▶ [TASK INSTRUCTIONS] Please return the lines of the data that contain "letter".

━━━━━━━━━━

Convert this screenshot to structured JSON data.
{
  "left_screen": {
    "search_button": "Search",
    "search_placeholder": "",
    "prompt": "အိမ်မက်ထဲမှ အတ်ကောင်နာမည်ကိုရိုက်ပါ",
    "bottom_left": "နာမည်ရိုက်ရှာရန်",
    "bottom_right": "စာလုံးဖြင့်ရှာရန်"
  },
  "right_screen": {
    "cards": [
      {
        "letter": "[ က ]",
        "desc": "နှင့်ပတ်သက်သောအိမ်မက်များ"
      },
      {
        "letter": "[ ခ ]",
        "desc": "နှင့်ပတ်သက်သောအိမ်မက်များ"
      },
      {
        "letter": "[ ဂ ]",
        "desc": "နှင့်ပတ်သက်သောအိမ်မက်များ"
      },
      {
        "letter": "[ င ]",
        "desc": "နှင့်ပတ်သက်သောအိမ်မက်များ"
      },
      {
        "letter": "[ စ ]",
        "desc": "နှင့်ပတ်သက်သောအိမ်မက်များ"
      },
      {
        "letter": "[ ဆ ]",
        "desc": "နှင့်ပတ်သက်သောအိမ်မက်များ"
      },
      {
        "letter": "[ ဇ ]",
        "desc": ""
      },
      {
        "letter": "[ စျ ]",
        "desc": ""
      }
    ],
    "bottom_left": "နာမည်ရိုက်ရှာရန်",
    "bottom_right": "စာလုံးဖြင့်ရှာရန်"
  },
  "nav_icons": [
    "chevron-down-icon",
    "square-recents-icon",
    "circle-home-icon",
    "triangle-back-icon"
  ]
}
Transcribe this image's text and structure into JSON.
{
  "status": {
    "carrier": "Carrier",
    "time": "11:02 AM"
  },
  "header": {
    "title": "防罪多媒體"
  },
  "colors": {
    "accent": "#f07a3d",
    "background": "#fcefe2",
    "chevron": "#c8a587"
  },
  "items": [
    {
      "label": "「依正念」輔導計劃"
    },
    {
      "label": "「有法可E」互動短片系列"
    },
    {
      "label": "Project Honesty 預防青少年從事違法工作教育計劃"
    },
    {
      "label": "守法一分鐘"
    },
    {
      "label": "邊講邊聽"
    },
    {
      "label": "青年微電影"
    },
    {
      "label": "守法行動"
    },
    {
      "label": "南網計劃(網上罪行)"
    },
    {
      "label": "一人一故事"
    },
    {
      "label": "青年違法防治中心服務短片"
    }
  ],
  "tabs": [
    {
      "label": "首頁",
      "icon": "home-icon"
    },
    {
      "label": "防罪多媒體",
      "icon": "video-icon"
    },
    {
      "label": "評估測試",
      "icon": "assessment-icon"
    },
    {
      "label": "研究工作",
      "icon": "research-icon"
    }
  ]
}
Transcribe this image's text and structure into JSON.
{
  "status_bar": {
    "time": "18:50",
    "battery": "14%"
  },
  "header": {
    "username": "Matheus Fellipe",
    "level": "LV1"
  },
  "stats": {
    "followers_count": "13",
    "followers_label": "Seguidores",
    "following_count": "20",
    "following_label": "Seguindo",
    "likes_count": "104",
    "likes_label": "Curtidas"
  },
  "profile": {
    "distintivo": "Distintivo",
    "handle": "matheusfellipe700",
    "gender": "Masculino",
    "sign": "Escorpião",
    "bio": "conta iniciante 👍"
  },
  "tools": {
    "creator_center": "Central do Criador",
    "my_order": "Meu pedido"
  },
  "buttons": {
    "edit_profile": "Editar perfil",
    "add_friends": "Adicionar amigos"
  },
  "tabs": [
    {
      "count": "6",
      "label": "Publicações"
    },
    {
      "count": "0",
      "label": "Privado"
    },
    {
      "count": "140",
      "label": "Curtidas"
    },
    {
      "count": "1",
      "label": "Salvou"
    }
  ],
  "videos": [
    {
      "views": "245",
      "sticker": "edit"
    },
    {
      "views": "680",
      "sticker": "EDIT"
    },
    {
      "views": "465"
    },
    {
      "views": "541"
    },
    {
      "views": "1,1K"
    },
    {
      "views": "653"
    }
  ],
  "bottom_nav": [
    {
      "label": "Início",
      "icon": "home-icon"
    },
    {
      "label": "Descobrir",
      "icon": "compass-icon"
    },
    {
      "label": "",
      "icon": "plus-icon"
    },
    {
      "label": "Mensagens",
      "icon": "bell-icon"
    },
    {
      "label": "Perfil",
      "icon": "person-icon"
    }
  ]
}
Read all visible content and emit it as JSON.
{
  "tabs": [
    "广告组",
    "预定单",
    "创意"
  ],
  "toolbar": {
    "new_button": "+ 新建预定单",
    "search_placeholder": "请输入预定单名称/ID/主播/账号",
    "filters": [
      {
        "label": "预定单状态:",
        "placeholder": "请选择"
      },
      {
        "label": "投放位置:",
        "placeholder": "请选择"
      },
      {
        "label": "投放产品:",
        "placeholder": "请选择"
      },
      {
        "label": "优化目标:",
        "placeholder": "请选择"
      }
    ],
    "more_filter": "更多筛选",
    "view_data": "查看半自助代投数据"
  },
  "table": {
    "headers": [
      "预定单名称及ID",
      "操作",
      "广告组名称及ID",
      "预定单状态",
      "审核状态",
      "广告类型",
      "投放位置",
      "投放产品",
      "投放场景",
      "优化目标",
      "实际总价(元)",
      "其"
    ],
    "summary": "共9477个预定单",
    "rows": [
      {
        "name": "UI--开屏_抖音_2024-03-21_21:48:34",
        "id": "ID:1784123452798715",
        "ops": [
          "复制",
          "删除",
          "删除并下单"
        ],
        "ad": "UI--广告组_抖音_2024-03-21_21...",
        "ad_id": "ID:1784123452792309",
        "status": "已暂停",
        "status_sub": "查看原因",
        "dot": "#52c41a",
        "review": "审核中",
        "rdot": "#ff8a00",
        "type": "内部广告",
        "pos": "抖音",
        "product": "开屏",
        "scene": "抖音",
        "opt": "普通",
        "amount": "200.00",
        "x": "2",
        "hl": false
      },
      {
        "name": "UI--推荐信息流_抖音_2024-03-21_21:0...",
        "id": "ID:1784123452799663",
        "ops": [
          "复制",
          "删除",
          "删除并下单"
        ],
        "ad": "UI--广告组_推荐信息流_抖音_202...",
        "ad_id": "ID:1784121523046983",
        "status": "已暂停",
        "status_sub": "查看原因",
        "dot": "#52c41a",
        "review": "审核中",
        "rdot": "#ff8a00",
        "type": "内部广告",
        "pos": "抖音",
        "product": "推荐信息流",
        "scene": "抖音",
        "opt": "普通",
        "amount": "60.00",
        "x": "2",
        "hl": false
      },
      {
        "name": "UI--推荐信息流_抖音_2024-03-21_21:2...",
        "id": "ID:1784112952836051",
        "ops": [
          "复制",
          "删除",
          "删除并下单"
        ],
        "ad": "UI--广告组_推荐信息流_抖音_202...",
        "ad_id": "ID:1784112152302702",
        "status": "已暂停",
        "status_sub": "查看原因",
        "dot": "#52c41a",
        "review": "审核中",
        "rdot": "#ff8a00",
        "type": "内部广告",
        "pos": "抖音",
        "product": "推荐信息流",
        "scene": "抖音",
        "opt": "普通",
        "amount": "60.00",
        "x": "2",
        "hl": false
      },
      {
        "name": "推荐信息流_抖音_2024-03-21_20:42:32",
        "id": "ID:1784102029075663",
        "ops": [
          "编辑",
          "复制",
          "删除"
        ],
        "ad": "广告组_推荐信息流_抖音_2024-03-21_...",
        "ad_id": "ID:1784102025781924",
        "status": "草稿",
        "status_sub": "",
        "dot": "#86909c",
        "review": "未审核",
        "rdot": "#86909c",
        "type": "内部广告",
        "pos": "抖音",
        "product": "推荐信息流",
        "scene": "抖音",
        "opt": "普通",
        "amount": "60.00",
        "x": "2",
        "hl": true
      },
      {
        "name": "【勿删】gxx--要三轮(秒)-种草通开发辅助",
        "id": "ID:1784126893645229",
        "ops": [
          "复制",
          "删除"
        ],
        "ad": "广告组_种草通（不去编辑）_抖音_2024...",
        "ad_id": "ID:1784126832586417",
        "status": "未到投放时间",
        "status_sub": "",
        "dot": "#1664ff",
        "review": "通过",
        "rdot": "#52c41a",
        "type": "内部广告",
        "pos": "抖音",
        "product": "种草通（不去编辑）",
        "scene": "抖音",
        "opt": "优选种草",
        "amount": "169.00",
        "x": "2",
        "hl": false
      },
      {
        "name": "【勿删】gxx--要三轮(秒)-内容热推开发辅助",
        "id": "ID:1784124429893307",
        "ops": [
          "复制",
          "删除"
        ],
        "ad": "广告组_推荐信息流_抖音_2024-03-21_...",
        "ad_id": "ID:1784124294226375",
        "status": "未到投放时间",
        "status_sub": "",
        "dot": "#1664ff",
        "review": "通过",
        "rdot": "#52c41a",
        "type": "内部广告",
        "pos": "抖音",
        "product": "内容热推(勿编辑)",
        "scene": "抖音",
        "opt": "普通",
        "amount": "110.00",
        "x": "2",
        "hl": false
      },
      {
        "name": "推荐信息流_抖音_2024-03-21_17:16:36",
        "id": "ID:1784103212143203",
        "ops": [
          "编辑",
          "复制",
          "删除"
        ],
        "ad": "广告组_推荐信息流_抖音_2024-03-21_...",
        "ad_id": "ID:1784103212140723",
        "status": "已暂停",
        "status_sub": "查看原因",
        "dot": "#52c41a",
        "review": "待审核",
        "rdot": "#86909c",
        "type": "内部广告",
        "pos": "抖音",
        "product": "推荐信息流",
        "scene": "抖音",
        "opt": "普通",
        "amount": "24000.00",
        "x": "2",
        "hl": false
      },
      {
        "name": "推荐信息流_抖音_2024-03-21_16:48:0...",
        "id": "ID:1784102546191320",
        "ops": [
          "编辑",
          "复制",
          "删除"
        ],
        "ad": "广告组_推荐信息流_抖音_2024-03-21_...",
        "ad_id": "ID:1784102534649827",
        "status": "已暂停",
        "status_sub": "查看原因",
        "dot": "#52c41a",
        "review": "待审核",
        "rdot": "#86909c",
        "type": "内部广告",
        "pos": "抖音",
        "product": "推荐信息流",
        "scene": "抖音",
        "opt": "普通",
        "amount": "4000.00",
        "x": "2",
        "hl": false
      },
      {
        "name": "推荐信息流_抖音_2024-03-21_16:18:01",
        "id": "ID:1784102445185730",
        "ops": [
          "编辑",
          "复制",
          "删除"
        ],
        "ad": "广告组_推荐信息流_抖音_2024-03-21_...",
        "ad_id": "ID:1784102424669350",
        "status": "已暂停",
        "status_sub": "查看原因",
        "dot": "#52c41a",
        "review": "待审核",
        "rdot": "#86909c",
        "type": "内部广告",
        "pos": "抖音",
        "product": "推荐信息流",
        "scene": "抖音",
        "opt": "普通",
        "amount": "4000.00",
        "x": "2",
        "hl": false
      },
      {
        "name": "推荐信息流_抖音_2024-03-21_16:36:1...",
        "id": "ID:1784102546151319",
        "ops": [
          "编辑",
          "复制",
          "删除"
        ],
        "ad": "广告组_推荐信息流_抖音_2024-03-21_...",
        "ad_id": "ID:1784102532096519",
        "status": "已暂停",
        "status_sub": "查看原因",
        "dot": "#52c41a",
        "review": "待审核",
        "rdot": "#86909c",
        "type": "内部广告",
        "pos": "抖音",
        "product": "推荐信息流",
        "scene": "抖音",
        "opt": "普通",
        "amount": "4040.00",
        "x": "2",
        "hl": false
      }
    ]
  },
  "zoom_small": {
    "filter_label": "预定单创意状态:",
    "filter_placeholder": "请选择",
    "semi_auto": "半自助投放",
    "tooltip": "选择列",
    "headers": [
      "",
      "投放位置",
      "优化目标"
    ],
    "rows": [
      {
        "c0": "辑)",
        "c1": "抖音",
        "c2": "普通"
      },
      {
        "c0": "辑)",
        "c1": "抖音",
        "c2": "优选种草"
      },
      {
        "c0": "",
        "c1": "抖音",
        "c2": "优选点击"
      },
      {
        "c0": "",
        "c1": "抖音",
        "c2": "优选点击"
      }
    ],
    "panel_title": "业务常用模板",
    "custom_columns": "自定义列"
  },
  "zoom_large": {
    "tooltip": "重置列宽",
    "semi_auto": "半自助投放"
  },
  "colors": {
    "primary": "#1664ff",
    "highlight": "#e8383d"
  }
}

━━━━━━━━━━

▶ [SOLVED PROBLEM]
        "letter": "[ က ]",
        "letter": "[ ခ ]",
        "letter": "[ ဂ ]",
        "letter": "[ င ]",
        "letter": "[ စ ]",
        "letter": "[ ဆ ]",
        "letter": "[ ဇ ]",
        "letter": "[ စျ ]",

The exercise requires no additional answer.